About Scottish Rite Valley of Southwest Georgia
WHAT IS THE SCOTTISH RITE?
The Ancient and Accepted Scottish Rite of Freemasonry is commonly known as the Scottish Rite. It is one of the several appendant bodies of the worldwide fraternity known as Freemasonry that a Master Mason can join.
Each Valley has up to four Scottish Rite bodies, and each body confers a set of degrees. In the Southern Jurisdiction, these are the Lodge of Perfection (4°–14°), Chapter of Rose Croix (15°–18°), Council of Kadosh (19°–30°), and the Consistory (31°–32°). The Supreme Council confers the 33rd Degree of Sovereign Grand Inspector General.
For additional information, please download the brochure, "More Than 3 Degrees." (PDF reader required)
In the early 1950s in Colorado, the Scottish Rite of Freemasonry of the Southern Jurisdiction of the United States initiated a program to help children with speech and language disorders. The results obtained from this program led to the establishment of RiteCare Scottish Rite Childhood Language Program (SRCLP) clinics to provide diagnostic evaluation and treatment of speech and language disorders, as well as learning disabilities.

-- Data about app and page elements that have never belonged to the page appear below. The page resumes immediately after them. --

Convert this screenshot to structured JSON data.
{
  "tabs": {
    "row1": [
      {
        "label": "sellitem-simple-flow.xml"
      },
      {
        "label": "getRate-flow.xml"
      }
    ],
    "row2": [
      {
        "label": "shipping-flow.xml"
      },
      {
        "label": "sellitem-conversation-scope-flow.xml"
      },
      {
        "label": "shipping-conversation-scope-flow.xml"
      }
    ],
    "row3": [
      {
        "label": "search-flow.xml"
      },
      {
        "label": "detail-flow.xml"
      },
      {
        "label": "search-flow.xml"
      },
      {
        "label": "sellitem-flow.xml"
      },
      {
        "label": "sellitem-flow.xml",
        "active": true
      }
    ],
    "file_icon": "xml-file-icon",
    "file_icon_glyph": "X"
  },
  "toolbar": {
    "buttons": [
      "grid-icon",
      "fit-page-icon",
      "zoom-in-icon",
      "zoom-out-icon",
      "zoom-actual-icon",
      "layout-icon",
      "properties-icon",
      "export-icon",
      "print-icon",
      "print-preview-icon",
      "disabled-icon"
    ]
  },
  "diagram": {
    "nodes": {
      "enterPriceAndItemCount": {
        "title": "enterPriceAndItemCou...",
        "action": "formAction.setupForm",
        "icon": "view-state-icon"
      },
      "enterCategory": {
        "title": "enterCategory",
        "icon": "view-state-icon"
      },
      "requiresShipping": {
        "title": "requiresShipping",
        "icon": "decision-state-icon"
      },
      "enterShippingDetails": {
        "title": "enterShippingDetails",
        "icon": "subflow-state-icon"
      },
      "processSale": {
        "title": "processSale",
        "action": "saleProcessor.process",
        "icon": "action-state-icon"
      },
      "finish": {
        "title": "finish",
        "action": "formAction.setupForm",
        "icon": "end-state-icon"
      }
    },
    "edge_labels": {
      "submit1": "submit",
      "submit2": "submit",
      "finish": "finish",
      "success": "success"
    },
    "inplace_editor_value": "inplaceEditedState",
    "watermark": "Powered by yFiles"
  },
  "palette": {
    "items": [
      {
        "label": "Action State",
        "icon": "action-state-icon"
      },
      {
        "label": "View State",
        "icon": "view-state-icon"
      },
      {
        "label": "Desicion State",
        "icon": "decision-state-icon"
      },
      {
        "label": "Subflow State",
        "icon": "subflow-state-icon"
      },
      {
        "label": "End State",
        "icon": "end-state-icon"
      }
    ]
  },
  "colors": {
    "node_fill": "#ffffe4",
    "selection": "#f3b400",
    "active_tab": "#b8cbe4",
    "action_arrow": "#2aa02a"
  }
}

Today, there are SRCLP clinics, centers, and special programs operating or planned for children and therapists located throughout the United States. Each facility is staffed by speech-language pathologists or other trained personnel. Through the support of Scottish Rite members, these clinics, centers, and programs continue to increase.
The Scottish Rite Foundation of Georgia, Inc. was established August 26, 1980. Its purpose is to give financial aid to gifted Georgia students and provide funding for Georgia RiteCare speech and language disability clinics for children. The Foundation supports the charitable efforts of Georgia's Scottish Rite Freemasons.